Saturday, September 08, 2007

The state of tactile arts today

Why do you choose to make books by hand, when they can be produced so cheaply and easily by others?

I started as a reader, then a student of literature, a librarian, and now a bookbinder. Just a logical progression. Really it is just like someone with a love of fine wine who decides to learn how it is made, cultivates a vineyard, and sets up a winery - all for the love of tasting a fine wine.

I enjoy making books. I enjoy designing books and selecting papers and colours and planning the closures or embellishments, etc. It is a process that is very satisfying for me because the result is always a book, and I love books!

I am not much of a writer, though. I use some of the books I've made, but it pleases me more to know that someone else who loves to write has one of my books and is using it. I want the books to be used. Many of my buyers contact me to tell me what they are using the book for, or why they need it, or how much they like writing in it, etc. and that makes me happy. I like knowing that those books have found good homes.

Do you feel that people desire unique hand crafted items such as handbound books, more because of our mass produced culture?

When mass produced items imitate an object that was created as a unique art piece, the value of the original piece is lessened. Particularly when that original art object did not establish its presence in the art world prior to its mass duplication, so nobody became aware of it. Everyone has seen the duplicates and gives no thought to the possibility that there was once a single original art object from which all the duplicates have been derived. So even if the original is encountered, there is no recognition of it as an original piece of art. Everyone has one like it, we all know what it looks like, seeing the original is just the same as seeing the mass-produced item that I have placed on the mantel or thrown in my backpack. So the original has no special value in that case.

So, yes, the people who desire to have real original art objects need to look harder to find unique items that haven't been copied or imitated. The true unique original art object is scarce.

Anyone can take photos with their digital camera, and manipulate the images to make something stunning without the skills and techniques needed to make a painting. They need an artistic eye but not an artistic hand. Is this still art and are they still artists? Does this digital art make the tactile arts more or less valuable as a result?

Digital art is art. Artists will use whatever medium is available to them and Photoshop is just another tool. True digital art (original artwork produced by an artist who is consciously creating art digitally) will not affect the value of the tactile arts. It is all art and the makers are all artists, only their medium changes (although I'm not sure how a book artist could go completely digital). reproductions of art can make the original art less valuable. This all comes back to Walter Benjamin’s work, "The Work of Art in the Age of Mechanical Reproduction." He wrote it before the introduction of digital media – he was concerned about photography and film – but it is the same discussion. And of course, photography and film are certainly fully accepted mediums for art now, so digital art will no doubt follow in that level of acceptance.

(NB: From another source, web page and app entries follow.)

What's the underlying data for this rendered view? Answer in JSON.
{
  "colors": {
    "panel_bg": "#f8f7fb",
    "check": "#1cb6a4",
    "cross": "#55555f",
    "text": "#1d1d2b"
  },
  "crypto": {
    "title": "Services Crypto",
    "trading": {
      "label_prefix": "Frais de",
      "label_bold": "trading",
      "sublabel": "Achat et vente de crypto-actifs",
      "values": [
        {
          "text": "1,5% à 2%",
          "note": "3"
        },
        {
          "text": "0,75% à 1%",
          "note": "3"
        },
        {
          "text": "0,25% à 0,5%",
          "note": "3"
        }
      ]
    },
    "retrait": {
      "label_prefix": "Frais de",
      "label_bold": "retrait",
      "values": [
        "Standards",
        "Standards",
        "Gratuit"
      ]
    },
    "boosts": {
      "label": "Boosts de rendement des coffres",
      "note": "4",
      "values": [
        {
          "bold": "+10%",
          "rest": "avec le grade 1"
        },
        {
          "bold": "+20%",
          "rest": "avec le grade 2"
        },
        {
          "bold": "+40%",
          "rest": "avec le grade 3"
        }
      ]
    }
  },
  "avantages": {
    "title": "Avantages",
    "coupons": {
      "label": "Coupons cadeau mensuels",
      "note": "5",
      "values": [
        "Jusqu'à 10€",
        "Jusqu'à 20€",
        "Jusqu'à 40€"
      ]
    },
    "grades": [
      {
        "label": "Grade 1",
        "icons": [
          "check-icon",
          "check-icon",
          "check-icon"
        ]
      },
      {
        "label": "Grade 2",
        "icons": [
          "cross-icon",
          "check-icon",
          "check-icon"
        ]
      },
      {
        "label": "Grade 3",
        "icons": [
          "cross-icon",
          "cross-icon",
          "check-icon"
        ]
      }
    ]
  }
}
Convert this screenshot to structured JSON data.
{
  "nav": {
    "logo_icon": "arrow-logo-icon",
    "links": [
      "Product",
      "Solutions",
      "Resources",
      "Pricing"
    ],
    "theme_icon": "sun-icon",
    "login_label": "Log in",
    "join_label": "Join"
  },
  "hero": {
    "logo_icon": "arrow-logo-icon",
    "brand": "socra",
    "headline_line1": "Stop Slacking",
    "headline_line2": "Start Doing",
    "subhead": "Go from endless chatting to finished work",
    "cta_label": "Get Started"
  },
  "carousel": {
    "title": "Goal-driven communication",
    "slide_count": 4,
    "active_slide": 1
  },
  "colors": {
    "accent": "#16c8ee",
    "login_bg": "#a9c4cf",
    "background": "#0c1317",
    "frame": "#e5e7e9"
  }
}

This is a selection of the questions I was asked to answer for a student who is researching the state of tactile arts in our society.

1 comment:

Maiko said...

neat! :D